More and more audience started tricking in, thanks to some Tweet or other that Shira Lipkin instigated, and we left off hugging and took our seats, for we perceived at once that our fondess for ardent embraces might carry us to ever more snugglier nuzzlings and smoochings, leaving our poor reading neglected for all the fun we were having.
Ms. Templeton took us into Colorado with her as-yet-making-the-rounds manuscript “Kill Box Road Trip,” which is a hilarious and gruesome episode of two best friends just trying to kill some monsters, reclaim a stolen artifact, and punish the fluttery eye-lashed, skinny-tie-wearing, two-night-stander who was the cause of all their difficulties.
Ms. Thakrar, as mentioned, read to us about a jewel-smith rising through the ranks of a mighty king by her skill with mechanicals, and Shira Lipkin closed us out with excerpts from her novel Cicatrix, “a seriously bent portal fantasy,” and a short story called “And To My Wife” previously published in Electric Velocipede.
We did not, alas, remain for Ms. El-Mohtar’s group reading, so very sharply entitled (why didn’t we think of this???), “We Have Always Captured the Castle,” but we did not feel the loss too keenly as she had previously rehearsed her pieces for us.
Ms. El-Mohtar sang “Stairs in Her Hair,” from Welcome to Bordertown, read us her WisCon poem, and an excerpt from her story “To Follow the Waves,” published in the first Steam-Powered anthology, and also gorgeously recorded at Podcastle.
A Strange Horizons tea party later — wherein we discussed feminism, radioactive airport machines, nanotech, domes on the moon and rocket ships — and we were ready to fetch Mr. O’Neill, pack up all the remaining boxes of vintage paperbacks and Black Gate Magazines into the zeppelin (nicely repaired by Madison’s famous Winged Monkey Engineers), and take ourselves off to dinner at Tutto Pasta.
Possibly there was a flying spaghetti monster involved… But everyone knows it isn’t real… Right?
Rumor has it that for those of us who did not have to fly back to the Greater Chicagoland Area that evening, there was a highly successful GENDERFLOOMP party at the hotel, whereat Ms. El-Mohtar, recalling all those nice poets who addressed their Goblin Fruit submissions to one, “Mr. El-Mohtar,” decided a change was in order.
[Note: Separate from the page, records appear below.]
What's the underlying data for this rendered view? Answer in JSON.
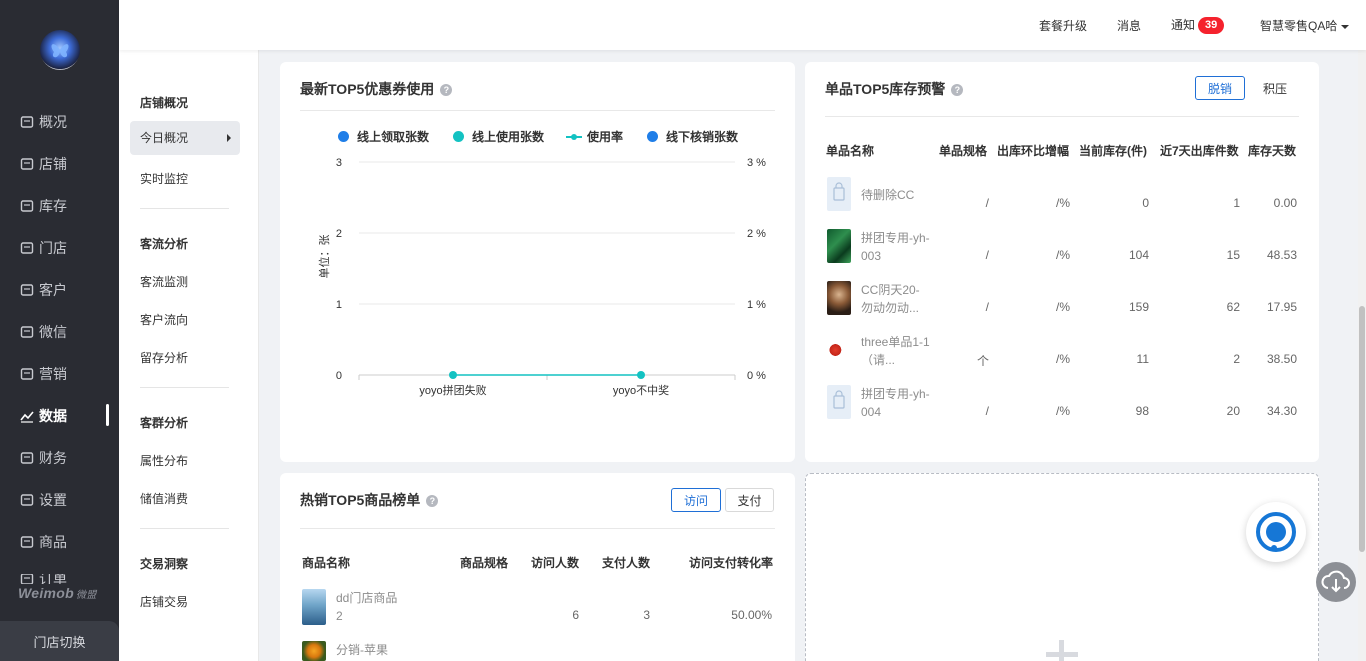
{
  "sidebar": {
    "items": [
      {
        "label": "概况",
        "icon": "overview-icon"
      },
      {
        "label": "店铺",
        "icon": "store-icon"
      },
      {
        "label": "库存",
        "icon": "inventory-icon"
      },
      {
        "label": "门店",
        "icon": "shop-icon"
      },
      {
        "label": "客户",
        "icon": "customer-icon"
      },
      {
        "label": "微信",
        "icon": "wechat-icon"
      },
      {
        "label": "营销",
        "icon": "marketing-icon"
      },
      {
        "label": "数据",
        "icon": "data-icon",
        "active": true
      },
      {
        "label": "财务",
        "icon": "finance-icon"
      },
      {
        "label": "设置",
        "icon": "settings-icon"
      },
      {
        "label": "商品",
        "icon": "product-icon"
      },
      {
        "label": "订单",
        "icon": "order-icon"
      }
    ],
    "brand": "Weimob",
    "brand_sub": "微盟",
    "switch_label": "门店切换"
  },
  "subnav": {
    "groups": [
      {
        "title": "店铺概况",
        "items": [
          "今日概况",
          "实时监控"
        ]
      },
      {
        "title": "客流分析",
        "items": [
          "客流监测",
          "客户流向",
          "留存分析"
        ]
      },
      {
        "title": "客群分析",
        "items": [
          "属性分布",
          "储值消费"
        ]
      },
      {
        "title": "交易洞察",
        "items": [
          "店铺交易"
        ]
      }
    ],
    "active": "今日概况"
  },
  "header": {
    "upgrade": "套餐升级",
    "messages": "消息",
    "notify": "通知",
    "notify_count": "39",
    "user": "智慧零售QA哈"
  },
  "coupon_card": {
    "title": "最新TOP5优惠券使用",
    "help": "?",
    "unit_label": "单位：张",
    "legend": [
      "线上领取张数",
      "线上使用张数",
      "使用率",
      "线下核销张数"
    ],
    "colors": {
      "online_receive": "#1f7ee8",
      "online_use": "#13c2c2",
      "rate": "#13c2c2",
      "offline": "#1f7ee8"
    },
    "y_left_ticks": [
      "3",
      "2",
      "1",
      "0"
    ],
    "y_right_ticks": [
      "3 %",
      "2 %",
      "1 %",
      "0 %"
    ]
  },
  "chart_data": {
    "type": "line",
    "categories": [
      "yoyo拼团失败",
      "yoyo不中奖"
    ],
    "series": [
      {
        "name": "线上领取张数",
        "values": [
          0,
          0
        ]
      },
      {
        "name": "线上使用张数",
        "values": [
          0,
          0
        ]
      },
      {
        "name": "使用率",
        "values": [
          0,
          0
        ]
      },
      {
        "name": "线下核销张数",
        "values": [
          0,
          0
        ]
      }
    ],
    "title": "最新TOP5优惠券使用",
    "ylabel": "单位：张",
    "ylim": [
      0,
      3
    ],
    "y2lim": [
      0,
      3
    ],
    "y2_unit": "%",
    "grid": true,
    "legend": "top"
  },
  "stock_card": {
    "title": "单品TOP5库存预警",
    "help": "?",
    "tabs": [
      "脱销",
      "积压"
    ],
    "columns": [
      "单品名称",
      "单品规格",
      "出库环比增幅",
      "当前库存(件)",
      "近7天出库件数",
      "库存天数"
    ],
    "rows": [
      {
        "name": "待删除CC",
        "spec": "/",
        "growth": "/%",
        "stock": "0",
        "out7": "1",
        "days": "0.00",
        "thumb": "placeholder"
      },
      {
        "name": "拼团专用-yh-003",
        "spec": "/",
        "growth": "/%",
        "stock": "104",
        "out7": "15",
        "days": "48.53",
        "thumb": "green"
      },
      {
        "name": "CC阴天20-勿动勿动...",
        "spec": "/",
        "growth": "/%",
        "stock": "159",
        "out7": "62",
        "days": "17.95",
        "thumb": "cat"
      },
      {
        "name": "three单品1-1（请...",
        "spec": "个",
        "growth": "/%",
        "stock": "11",
        "out7": "2",
        "days": "38.50",
        "thumb": "fruit"
      },
      {
        "name": "拼团专用-yh-004",
        "spec": "/",
        "growth": "/%",
        "stock": "98",
        "out7": "20",
        "days": "34.30",
        "thumb": "placeholder"
      }
    ]
  },
  "hot_card": {
    "title": "热销TOP5商品榜单",
    "help": "?",
    "tabs": [
      "访问",
      "支付"
    ],
    "columns": [
      "商品名称",
      "商品规格",
      "访问人数",
      "支付人数",
      "访问支付转化率"
    ],
    "rows": [
      {
        "name": "dd门店商品2",
        "spec": "",
        "visits": "6",
        "pays": "3",
        "rate": "50.00%",
        "thumb": "person"
      },
      {
        "name": "分销-苹果",
        "spec": "",
        "visits": "",
        "pays": "",
        "rate": "",
        "thumb": "orange"
      }
    ]
  }
}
Slouchy hats and suit jackets were had. Apparently, the party stretched into the Tomorrowlands, rather like this blogpost.
Alas that we weren’t there to see it!
No, Ms. Templeton, Ms. Redding, Mr. O’Neill and I, we were already on our way back home, to bouncing baby boys (Ms. Redding), dancing computer genius boyfriends (Ms. Templeton), antsy horror-loving daughters (Mr. O’Neill) and a bowl of popcorn left out near my bed by my super-great housemates.
…But we had not gone five miles before we stopped at Ella’s, the MOST AMAZING PLACE IN MADISON EVER!!! It has a carousel! And a big banana! And Batman! And John O’Neill shook hands with the Robot King of Ice Cream! Speaking of which? That ice cream? There is nothing like it in the world. Wisconsin. Who knew???
So, see, you just HAVE to go to WisCon next year. Or the bananas will get you.
[Part One: WisCon Friday is here.
Part Two: WisCon Saturday is here.]